(Stored items)
========
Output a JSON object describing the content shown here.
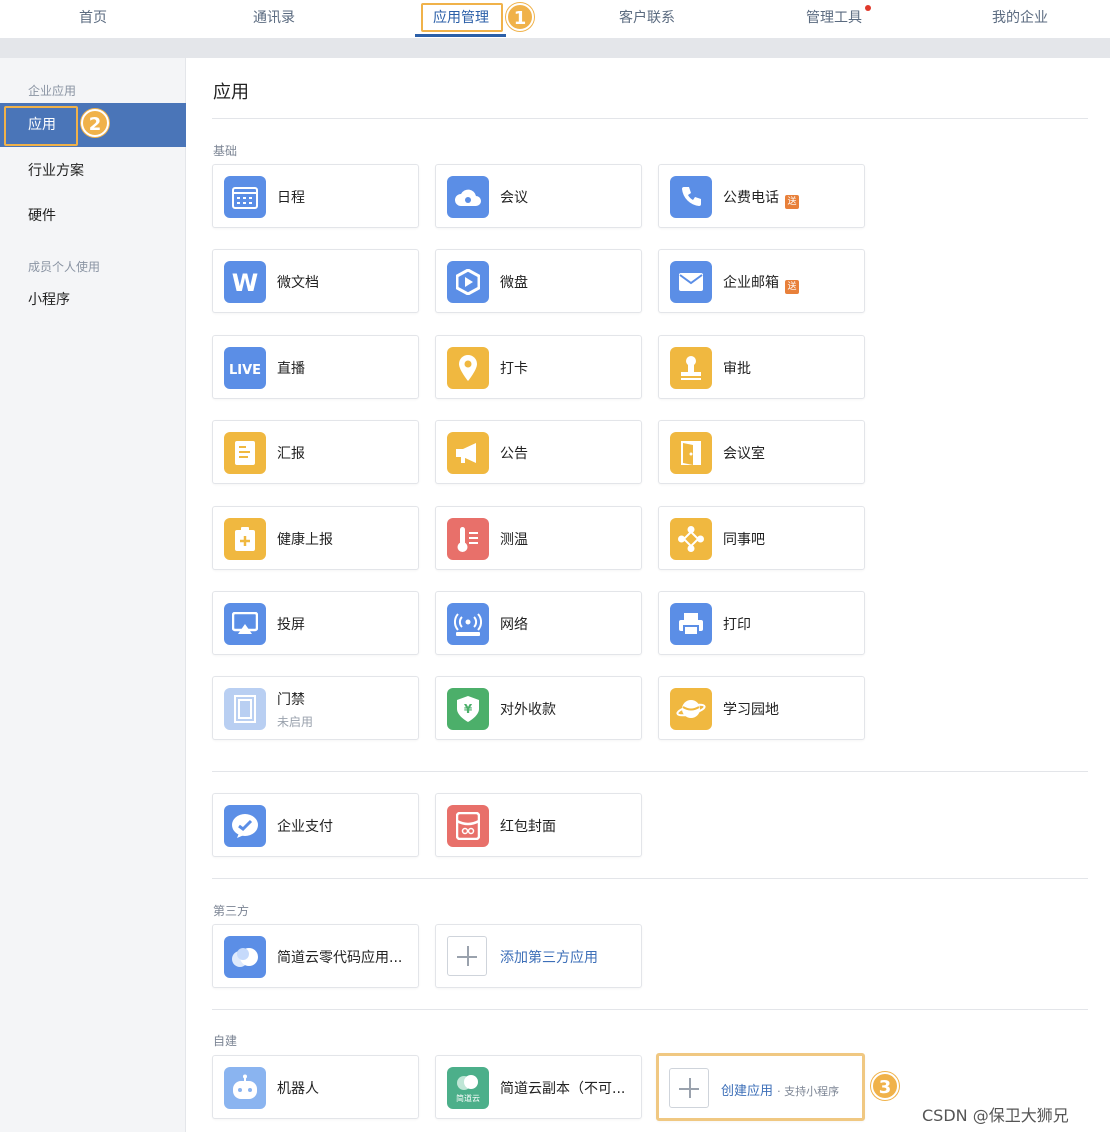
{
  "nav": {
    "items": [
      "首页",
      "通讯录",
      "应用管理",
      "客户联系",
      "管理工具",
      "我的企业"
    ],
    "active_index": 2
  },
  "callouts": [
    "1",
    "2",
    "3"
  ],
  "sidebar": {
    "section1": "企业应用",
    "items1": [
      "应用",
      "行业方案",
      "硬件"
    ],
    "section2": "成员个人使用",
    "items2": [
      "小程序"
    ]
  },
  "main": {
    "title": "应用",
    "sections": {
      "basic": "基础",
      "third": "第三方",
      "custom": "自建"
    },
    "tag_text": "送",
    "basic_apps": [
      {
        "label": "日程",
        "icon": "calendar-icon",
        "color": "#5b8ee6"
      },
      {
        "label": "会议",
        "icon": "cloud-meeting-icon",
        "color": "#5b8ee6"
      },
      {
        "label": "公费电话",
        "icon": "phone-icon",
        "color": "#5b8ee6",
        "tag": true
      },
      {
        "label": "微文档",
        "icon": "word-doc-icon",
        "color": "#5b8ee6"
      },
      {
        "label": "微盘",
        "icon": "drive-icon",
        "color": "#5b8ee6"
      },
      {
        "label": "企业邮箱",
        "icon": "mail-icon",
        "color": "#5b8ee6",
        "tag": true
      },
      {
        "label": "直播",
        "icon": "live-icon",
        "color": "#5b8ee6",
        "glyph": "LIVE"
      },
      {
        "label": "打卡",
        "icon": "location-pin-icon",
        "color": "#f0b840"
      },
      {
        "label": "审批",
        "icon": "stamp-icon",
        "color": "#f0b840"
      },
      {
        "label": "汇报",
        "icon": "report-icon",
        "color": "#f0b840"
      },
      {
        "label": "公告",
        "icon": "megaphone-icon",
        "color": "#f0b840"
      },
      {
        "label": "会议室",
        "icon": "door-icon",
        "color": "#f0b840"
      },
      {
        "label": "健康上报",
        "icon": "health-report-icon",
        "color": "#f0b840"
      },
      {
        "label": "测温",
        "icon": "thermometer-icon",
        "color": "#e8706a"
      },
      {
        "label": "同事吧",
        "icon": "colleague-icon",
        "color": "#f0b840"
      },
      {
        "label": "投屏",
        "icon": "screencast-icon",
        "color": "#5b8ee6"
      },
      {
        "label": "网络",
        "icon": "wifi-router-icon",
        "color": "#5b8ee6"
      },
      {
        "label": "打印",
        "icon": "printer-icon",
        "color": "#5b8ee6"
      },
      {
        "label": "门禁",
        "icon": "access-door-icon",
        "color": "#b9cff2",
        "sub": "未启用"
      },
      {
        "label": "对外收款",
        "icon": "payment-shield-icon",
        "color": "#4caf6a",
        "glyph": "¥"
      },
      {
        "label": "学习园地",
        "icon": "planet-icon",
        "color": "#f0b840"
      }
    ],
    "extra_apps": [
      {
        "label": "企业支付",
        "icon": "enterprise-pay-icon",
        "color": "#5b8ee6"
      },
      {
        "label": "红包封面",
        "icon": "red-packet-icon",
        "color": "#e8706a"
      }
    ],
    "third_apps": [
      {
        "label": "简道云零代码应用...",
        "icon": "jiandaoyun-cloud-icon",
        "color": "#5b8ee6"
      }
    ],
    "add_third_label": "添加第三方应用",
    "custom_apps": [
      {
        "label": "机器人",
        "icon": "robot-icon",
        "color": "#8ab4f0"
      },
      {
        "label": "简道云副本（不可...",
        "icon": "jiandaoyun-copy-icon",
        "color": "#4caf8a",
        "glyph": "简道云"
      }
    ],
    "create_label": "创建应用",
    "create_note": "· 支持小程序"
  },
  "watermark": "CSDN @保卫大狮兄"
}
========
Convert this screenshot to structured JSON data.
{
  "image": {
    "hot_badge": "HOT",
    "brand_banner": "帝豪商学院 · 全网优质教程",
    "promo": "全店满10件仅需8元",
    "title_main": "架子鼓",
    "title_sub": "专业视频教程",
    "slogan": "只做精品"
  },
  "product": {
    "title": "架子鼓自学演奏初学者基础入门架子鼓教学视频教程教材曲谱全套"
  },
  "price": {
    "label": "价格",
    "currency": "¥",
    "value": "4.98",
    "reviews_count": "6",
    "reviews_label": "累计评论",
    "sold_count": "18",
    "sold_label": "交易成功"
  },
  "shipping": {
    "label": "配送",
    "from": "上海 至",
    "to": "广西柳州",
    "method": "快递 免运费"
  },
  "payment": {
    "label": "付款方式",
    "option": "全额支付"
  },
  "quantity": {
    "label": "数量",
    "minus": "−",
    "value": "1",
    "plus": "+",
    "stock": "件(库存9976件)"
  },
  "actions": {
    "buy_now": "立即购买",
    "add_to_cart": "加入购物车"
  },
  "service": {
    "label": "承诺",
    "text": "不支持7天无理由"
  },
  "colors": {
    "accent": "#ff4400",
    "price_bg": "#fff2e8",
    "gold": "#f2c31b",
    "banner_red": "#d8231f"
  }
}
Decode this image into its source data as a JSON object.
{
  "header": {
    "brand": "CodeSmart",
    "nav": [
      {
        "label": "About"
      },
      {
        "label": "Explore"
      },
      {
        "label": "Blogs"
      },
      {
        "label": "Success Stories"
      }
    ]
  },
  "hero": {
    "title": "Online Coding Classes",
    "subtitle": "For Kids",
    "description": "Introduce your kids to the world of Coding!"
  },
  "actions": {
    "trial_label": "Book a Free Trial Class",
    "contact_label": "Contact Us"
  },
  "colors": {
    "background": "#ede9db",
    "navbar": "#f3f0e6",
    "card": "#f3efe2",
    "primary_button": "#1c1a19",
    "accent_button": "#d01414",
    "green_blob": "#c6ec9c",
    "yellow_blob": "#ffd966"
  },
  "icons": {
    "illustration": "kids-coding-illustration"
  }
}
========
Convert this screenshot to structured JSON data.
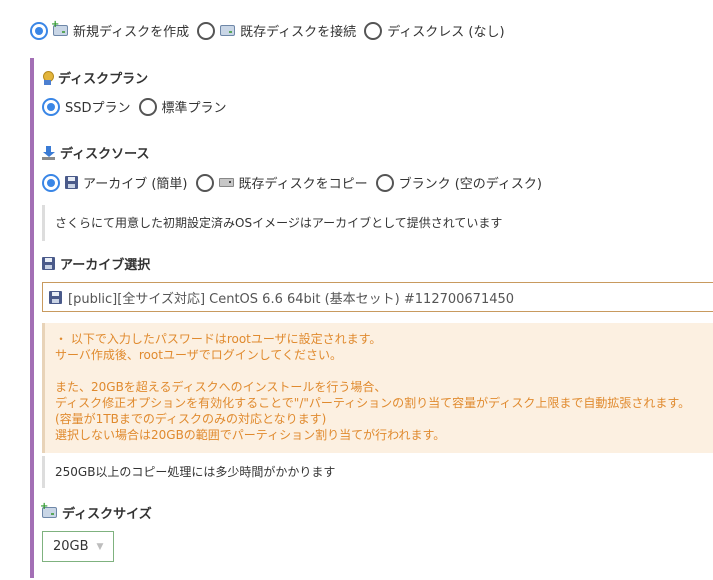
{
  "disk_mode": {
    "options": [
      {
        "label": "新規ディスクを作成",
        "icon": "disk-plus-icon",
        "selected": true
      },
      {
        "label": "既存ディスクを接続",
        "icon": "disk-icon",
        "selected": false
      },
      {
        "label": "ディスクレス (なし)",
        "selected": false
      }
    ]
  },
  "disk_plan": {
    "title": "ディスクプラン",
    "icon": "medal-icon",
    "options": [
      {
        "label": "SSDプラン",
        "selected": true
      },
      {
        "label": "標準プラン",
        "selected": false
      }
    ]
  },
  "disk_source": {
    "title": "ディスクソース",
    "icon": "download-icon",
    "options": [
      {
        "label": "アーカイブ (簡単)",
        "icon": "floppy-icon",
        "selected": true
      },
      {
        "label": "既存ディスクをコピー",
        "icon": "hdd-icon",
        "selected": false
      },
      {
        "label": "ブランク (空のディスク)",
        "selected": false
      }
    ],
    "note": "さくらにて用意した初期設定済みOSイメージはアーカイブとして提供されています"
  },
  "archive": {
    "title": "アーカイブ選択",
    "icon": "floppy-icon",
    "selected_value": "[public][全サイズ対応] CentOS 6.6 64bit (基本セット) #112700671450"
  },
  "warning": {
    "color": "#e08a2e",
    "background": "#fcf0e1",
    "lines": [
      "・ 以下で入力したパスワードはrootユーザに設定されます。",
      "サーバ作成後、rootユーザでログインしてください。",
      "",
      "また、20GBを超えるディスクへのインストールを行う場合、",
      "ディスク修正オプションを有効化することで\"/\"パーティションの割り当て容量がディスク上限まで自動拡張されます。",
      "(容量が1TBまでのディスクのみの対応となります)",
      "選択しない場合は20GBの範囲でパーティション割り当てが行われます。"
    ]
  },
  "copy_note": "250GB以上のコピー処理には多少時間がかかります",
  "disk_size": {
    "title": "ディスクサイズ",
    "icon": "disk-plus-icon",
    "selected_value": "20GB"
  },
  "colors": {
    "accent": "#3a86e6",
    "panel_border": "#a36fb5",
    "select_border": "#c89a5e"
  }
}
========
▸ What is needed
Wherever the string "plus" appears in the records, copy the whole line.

▸ Response to the task
    "plus": "+",
        "icon": "disk-plus-icon",
    "icon": "disk-plus-icon",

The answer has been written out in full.